____ The input

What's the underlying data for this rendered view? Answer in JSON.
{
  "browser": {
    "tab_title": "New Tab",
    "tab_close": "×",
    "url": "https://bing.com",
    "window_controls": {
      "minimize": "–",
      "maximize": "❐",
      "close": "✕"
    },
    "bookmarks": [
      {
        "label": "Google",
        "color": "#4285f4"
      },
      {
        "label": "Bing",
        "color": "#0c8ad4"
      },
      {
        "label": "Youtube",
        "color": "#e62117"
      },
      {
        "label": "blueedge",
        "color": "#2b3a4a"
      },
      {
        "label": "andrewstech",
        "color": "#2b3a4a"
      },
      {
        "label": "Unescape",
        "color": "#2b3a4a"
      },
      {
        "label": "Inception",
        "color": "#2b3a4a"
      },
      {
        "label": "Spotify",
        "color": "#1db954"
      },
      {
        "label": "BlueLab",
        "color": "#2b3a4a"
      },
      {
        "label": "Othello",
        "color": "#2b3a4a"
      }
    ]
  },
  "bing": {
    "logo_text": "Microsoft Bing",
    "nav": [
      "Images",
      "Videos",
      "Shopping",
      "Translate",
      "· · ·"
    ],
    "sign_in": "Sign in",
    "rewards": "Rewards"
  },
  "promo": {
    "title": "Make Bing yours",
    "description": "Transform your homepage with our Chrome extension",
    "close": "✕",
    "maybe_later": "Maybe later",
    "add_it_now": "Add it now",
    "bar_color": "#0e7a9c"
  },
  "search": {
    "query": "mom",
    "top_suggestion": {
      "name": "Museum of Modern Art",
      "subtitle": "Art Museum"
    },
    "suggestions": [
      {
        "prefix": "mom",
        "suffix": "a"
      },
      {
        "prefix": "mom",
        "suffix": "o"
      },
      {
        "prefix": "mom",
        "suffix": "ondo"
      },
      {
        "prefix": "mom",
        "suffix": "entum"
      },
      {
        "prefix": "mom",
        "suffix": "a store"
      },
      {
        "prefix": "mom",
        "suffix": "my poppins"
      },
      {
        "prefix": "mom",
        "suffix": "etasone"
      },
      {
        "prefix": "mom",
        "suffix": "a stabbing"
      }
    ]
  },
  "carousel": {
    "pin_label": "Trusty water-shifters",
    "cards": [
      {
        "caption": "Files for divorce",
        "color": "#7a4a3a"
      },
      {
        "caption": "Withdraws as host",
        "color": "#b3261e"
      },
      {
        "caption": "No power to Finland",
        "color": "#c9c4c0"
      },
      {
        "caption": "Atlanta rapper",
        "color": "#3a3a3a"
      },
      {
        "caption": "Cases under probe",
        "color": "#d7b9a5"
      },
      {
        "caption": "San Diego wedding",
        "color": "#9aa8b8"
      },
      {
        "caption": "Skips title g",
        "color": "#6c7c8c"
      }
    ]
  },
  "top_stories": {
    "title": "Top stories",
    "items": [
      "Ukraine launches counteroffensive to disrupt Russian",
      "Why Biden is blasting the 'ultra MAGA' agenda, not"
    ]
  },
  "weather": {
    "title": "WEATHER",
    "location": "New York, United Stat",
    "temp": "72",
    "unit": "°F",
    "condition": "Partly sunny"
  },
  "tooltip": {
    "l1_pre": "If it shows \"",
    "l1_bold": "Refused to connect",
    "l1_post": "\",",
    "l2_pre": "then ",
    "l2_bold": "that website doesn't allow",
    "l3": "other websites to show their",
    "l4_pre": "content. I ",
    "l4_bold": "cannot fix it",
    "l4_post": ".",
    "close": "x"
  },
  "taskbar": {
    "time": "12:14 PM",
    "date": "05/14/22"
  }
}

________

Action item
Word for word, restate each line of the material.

Answer for this exercise
What's the underlying data for this rendered view? Answer in JSON.
{
  "browser": {
    "tab_title": "New Tab",
    "tab_close": "×",
    "url": "https://bing.com",
    "window_controls": {
      "minimize": "–",
      "maximize": "❐",
      "close": "✕"
    },
    "bookmarks": [
      {
        "label": "Google",
        "color": "#4285f4"
      },
      {
        "label": "Bing",
        "color": "#0c8ad4"
      },
      {
        "label": "Youtube",
        "color": "#e62117"
      },
      {
        "label": "blueedge",
        "color": "#2b3a4a"
      },
      {
        "label": "andrewstech",
        "color": "#2b3a4a"
      },
      {
        "label": "Unescape",
        "color": "#2b3a4a"
      },
      {
        "label": "Inception",
        "color": "#2b3a4a"
      },
      {
        "label": "Spotify",
        "color": "#1db954"
      },
      {
        "label": "BlueLab",
        "color": "#2b3a4a"
      },
      {
        "label": "Othello",
        "color": "#2b3a4a"
      }
    ]
  },
  "bing": {
    "logo_text": "Microsoft Bing",
    "nav": [
      "Images",
      "Videos",
      "Shopping",
      "Translate",
      "· · ·"
    ],
    "sign_in": "Sign in",
    "rewards": "Rewards"
  },
  "promo": {
    "title": "Make Bing yours",
    "description": "Transform your homepage with our Chrome extension",
    "close": "✕",
    "maybe_later": "Maybe later",
    "add_it_now": "Add it now",
    "bar_color": "#0e7a9c"
  },
  "search": {
    "query": "mom",
    "top_suggestion": {
      "name": "Museum of Modern Art",
      "subtitle": "Art Museum"
    },
    "suggestions": [
      {
        "prefix": "mom",
        "suffix": "a"
      },
      {
        "prefix": "mom",
        "suffix": "o"
      },
      {
        "prefix": "mom",
        "suffix": "ondo"
      },
      {
        "prefix": "mom",
        "suffix": "entum"
      },
      {
        "prefix": "mom",
        "suffix": "a store"
      },
      {
        "prefix": "mom",
        "suffix": "my poppins"
      },
      {
        "prefix": "mom",
        "suffix": "etasone"
      },
      {
        "prefix": "mom",
        "suffix": "a stabbing"
      }
    ]
  },
  "carousel": {
    "pin_label": "Trusty water-shifters",
    "cards": [
      {
        "caption": "Files for divorce",
        "color": "#7a4a3a"
      },
      {
        "caption": "Withdraws as host",
        "color": "#b3261e"
      },
      {
        "caption": "No power to Finland",
        "color": "#c9c4c0"
      },
      {
        "caption": "Atlanta rapper",
        "color": "#3a3a3a"
      },
      {
        "caption": "Cases under probe",
        "color": "#d7b9a5"
      },
      {
        "caption": "San Diego wedding",
        "color": "#9aa8b8"
      },
      {
        "caption": "Skips title g",
        "color": "#6c7c8c"
      }
    ]
  },
  "top_stories": {
    "title": "Top stories",
    "items": [
      "Ukraine launches counteroffensive to disrupt Russian",
      "Why Biden is blasting the 'ultra MAGA' agenda, not"
    ]
  },
  "weather": {
    "title": "WEATHER",
    "location": "New York, United Stat",
    "temp": "72",
    "unit": "°F",
    "condition": "Partly sunny"
  },
  "tooltip": {
    "l1_pre": "If it shows \"",
    "l1_bold": "Refused to connect",
    "l1_post": "\",",
    "l2_pre": "then ",
    "l2_bold": "that website doesn't allow",
    "l3": "other websites to show their",
    "l4_pre": "content. I ",
    "l4_bold": "cannot fix it",
    "l4_post": ".",
    "close": "x"
  },
  "taskbar": {
    "time": "12:14 PM",
    "date": "05/14/22"
  }
}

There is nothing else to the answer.